Terry’s Take: The April blizzard of 1973-Iowa’s perfect storm
When I was a junior in high school, 15″ of windblown snow fell on my hometown of Iowa City April 8th and 9th, 1973. School was closed for 3 days, simply unheard of during April. My memories of the whiteout revolve around the warmth leading up to the storm. It was so nice the day prior to the snow, I had camped out with friends at the Coralville Reservoir. That night the wind picked up, the temperature plummeted and a cold rain began to fall. By daybreak Sunday it was freezing and by flashlight I packed up, drove home and went back to a warm bed. Several hours later I woke up to the voice of my mother telling me to look outside, it was snowing hard and the flakes were big as silver dollars. Shocked, we shrugged it off knowing full well it was April and it wouldn’t last long.
When the last flake fell two days later, I had witnessed the blizzard of 1973, one of the most unusual snowstorms in Iowa history, During the dead of winter it would have been one of the state’s most severe winter storms. But three weeks into spring, the blast of cold, wind, and snow was unparalleled. A blizzard of such magnitude that a comparable storm may not occur for centuries.
In every way, it was Iowa’s perfect storm because so many ingredients had to come together in just the right way. Record cold had to be in place.
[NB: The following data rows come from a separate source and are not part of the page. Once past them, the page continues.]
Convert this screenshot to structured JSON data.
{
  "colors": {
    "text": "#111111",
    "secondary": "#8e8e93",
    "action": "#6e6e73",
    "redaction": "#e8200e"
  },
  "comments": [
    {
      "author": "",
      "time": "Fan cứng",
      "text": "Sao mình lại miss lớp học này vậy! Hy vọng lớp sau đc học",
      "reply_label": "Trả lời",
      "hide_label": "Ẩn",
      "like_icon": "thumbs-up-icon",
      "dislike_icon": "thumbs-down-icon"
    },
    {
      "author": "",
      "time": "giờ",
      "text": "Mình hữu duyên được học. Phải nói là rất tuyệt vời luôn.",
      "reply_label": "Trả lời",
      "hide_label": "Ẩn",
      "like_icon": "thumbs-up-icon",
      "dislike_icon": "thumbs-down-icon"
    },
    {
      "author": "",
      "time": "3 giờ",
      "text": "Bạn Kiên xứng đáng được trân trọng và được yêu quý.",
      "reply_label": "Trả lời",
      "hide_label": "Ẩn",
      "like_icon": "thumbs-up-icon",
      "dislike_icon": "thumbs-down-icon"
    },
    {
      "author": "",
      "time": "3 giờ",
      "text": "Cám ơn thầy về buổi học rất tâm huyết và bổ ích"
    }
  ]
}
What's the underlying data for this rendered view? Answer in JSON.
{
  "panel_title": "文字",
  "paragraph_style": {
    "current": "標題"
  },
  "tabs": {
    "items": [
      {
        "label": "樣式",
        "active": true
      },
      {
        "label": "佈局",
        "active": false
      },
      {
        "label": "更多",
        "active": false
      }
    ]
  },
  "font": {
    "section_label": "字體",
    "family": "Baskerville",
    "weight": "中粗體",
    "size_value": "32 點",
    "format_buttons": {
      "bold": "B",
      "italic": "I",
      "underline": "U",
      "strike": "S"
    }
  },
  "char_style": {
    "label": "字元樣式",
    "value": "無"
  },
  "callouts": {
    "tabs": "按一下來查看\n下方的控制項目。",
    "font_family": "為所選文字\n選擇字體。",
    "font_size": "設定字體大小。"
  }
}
Vast amounts of moisture had to be available and the storm would have to deepen and move along a precise track.
Improbable as it was, everything gelled the morning of April 8th, 1973. The snow grew heavier as the day progressed and when winds reached 65 mph that night, more than a foot of snow and 5-10 foot drifts left most of Iowa paralyzed.
By the time the storm blew itself out, the only part of Iowa unscathed was the far southeast (including the Quad Cities). The cut-off line was sharp. Maquoketa picked up 16.2″, while Clinton less than 25 miles to the southeast picked up an inch. Dubuque 40 miles north racked up 19.2″.
Snow removal was a major task with most state and city plows dismantled for the season. Once the plows were reassembled, the wet heavy nature of the snow made plowing even more difficult. Conditions were so bad I-80 was closed and for a time no roads were open in or out of Iowa City. Many rural roads were drifted shut or down to a single lane for up to 5 days.
There were fourteen weather related deaths in Iowa. 200,000 turkeys and 100,000 head of cattle were also killed in the storm. Livestock and poultry loses alone were measured at 20 million dollars. It was a blizzard for the ages and one I’ll always remember as Iowa’s perfect storm!